Input data:
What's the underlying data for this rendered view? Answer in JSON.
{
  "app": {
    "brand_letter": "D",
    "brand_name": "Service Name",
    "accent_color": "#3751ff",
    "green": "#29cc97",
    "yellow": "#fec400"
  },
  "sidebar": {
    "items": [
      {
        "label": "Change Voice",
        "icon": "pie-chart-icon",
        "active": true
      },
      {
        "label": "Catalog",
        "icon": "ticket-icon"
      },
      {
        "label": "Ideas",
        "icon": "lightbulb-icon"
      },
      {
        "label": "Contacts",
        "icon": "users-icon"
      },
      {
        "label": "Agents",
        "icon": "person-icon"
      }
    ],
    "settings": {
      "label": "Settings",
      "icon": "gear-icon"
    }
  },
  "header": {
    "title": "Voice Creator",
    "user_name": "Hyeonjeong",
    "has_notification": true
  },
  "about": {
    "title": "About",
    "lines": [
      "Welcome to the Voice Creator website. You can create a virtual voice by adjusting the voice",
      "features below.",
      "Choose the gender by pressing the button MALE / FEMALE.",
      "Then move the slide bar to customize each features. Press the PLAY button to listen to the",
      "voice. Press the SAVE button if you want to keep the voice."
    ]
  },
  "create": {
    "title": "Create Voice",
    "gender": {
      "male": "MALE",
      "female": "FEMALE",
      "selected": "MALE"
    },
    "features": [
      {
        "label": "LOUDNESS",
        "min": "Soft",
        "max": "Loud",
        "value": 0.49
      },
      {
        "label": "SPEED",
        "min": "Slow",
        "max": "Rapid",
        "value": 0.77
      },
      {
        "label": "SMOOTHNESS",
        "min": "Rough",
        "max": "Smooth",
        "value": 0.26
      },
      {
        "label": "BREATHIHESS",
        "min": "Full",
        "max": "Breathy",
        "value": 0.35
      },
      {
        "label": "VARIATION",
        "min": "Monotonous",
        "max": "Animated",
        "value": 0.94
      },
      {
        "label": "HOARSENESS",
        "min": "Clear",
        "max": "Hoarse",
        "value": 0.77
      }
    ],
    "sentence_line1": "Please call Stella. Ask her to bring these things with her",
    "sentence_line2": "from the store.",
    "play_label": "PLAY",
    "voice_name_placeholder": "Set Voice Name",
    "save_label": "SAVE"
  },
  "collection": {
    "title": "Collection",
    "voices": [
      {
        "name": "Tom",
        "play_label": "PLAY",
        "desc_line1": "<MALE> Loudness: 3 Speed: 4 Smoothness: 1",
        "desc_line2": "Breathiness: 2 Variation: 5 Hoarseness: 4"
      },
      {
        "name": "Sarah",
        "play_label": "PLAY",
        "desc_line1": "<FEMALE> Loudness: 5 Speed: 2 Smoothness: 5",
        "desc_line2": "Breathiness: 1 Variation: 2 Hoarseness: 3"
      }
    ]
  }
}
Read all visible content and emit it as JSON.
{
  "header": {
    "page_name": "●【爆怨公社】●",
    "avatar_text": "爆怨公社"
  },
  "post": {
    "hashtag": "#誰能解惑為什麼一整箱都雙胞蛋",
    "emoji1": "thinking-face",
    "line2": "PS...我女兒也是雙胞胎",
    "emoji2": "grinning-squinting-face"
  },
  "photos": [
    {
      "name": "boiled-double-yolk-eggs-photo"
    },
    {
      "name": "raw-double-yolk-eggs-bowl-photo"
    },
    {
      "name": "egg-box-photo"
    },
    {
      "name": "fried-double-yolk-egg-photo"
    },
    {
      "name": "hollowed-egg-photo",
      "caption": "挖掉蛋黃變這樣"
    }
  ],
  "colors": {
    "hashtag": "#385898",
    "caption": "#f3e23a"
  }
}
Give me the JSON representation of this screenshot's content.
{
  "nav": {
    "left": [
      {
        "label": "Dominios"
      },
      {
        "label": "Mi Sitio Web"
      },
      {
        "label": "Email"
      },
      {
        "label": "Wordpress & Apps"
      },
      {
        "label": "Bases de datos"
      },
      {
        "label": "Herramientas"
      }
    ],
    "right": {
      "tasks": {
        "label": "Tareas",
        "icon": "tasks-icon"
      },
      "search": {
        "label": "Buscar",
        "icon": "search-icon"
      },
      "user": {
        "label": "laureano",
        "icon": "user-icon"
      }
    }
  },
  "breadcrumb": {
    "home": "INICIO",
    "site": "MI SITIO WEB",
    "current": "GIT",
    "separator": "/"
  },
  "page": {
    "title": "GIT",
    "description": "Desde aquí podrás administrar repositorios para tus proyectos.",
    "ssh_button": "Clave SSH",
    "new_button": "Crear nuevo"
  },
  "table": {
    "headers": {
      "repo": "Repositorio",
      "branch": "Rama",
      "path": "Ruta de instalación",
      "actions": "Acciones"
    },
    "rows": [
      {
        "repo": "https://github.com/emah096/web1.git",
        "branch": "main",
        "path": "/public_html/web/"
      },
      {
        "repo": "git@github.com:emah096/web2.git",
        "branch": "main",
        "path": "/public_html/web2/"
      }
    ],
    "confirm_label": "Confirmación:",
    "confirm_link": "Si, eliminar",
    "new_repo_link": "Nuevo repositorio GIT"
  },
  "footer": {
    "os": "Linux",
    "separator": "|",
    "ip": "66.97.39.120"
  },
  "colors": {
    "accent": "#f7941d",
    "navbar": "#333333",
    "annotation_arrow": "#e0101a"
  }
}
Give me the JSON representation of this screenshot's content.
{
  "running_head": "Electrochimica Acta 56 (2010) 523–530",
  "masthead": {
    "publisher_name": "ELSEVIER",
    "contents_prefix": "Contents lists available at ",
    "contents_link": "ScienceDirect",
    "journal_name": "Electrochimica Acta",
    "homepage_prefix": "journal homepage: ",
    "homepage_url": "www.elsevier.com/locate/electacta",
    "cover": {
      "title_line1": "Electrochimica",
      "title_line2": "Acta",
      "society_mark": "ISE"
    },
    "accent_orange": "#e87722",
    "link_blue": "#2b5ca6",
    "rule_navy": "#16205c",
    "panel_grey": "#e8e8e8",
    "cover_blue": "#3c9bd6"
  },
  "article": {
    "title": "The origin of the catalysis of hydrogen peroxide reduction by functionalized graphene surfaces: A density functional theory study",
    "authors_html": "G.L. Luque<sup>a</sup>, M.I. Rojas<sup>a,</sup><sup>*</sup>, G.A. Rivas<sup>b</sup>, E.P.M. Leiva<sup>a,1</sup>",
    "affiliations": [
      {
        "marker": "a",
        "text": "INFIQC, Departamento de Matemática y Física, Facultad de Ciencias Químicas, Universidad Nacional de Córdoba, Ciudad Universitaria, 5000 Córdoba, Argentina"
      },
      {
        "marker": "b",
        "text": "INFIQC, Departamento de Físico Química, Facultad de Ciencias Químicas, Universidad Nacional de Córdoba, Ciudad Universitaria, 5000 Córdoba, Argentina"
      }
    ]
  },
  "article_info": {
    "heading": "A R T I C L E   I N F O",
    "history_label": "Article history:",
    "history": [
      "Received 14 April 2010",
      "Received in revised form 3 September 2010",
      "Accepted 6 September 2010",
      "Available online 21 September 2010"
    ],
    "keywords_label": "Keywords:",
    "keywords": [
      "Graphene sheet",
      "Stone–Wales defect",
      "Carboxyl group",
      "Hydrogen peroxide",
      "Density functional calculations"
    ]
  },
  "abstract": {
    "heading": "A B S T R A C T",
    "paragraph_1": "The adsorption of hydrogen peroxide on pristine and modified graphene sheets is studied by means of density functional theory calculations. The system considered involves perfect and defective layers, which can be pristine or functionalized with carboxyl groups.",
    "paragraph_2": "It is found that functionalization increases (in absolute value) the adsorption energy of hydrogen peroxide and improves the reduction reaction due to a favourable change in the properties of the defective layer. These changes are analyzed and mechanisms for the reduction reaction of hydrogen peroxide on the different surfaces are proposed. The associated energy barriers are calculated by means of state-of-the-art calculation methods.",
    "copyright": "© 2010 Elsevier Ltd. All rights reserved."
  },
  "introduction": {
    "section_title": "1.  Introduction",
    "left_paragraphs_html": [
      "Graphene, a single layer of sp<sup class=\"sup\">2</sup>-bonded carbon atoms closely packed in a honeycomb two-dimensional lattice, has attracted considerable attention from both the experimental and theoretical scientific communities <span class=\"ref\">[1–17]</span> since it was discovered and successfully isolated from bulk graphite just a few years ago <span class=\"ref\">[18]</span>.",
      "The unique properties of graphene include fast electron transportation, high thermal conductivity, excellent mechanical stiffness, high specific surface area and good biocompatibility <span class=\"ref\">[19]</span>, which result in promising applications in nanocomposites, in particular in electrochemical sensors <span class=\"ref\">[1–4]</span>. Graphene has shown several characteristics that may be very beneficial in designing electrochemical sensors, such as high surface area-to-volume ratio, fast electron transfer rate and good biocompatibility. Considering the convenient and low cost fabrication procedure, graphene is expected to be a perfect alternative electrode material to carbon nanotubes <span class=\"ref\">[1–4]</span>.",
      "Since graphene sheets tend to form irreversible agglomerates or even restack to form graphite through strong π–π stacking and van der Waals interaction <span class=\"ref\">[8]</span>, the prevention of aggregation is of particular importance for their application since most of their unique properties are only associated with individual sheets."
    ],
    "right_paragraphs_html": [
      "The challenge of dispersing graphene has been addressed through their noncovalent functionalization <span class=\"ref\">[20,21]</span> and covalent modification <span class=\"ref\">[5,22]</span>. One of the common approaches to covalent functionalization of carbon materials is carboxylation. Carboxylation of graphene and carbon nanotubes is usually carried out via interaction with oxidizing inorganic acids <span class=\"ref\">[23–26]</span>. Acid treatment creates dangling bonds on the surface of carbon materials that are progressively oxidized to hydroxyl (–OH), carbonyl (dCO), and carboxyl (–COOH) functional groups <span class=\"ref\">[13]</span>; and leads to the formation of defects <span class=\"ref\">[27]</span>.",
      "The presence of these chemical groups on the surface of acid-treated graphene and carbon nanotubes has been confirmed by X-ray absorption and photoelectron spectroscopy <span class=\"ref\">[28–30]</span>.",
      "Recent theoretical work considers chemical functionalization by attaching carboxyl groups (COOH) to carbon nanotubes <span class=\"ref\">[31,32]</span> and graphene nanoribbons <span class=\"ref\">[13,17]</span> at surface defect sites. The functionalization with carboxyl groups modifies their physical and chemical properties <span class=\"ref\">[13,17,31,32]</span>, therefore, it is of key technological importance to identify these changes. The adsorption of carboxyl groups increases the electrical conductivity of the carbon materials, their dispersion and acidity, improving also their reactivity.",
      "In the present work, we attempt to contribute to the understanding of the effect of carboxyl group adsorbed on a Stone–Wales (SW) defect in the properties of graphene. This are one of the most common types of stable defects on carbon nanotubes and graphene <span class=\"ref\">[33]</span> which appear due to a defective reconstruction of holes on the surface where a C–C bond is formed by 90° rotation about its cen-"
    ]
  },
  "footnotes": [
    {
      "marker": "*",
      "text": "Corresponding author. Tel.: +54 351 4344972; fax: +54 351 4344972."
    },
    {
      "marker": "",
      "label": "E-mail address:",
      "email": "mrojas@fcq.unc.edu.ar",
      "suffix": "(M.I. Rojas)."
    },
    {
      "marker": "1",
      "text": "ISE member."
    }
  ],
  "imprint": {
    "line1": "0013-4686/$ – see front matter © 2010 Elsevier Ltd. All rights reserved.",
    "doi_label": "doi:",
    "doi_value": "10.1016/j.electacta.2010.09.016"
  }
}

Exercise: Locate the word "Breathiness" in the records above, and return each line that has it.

Exercise response:
        "desc_line2": "Breathiness: 2 Variation: 5 Hoarseness: 4"
        "desc_line2": "Breathiness: 1 Variation: 2 Hoarseness: 3"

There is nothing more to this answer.